> [EXERCISE DESCRIPTION] Pull out every line below that holds the word "title".

(Extracted data entries)
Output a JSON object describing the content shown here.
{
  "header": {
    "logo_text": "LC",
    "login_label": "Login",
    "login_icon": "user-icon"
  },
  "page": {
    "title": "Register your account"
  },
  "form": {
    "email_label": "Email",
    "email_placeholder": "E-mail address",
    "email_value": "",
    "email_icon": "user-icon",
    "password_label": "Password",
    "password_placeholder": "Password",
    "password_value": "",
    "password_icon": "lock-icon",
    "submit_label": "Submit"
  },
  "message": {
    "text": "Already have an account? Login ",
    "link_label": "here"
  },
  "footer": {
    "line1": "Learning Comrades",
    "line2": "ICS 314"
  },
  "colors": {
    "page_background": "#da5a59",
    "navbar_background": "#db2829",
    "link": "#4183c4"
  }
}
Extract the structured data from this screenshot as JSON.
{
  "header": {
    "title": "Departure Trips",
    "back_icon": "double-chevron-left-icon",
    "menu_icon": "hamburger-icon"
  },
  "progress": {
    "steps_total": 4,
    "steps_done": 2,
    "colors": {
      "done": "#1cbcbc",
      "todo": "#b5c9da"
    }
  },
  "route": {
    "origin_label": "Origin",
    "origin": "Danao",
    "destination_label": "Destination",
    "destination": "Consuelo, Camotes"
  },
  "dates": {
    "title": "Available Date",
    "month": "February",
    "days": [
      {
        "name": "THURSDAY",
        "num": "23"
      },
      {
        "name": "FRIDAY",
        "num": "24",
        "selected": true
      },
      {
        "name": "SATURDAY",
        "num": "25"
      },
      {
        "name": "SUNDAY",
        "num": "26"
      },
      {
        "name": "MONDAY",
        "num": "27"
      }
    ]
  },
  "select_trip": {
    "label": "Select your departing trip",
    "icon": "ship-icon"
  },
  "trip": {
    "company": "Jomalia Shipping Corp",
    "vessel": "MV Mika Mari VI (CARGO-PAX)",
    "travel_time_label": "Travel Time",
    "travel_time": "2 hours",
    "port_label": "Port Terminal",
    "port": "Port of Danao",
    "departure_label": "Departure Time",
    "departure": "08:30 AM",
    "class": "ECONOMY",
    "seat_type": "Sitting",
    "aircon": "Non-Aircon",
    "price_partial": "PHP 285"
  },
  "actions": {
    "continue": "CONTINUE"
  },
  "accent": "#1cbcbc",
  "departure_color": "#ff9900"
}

> [TASK RESPONSE]
    "title": "Register your account"
    "title": "Departure Trips",
    "title": "Available Date",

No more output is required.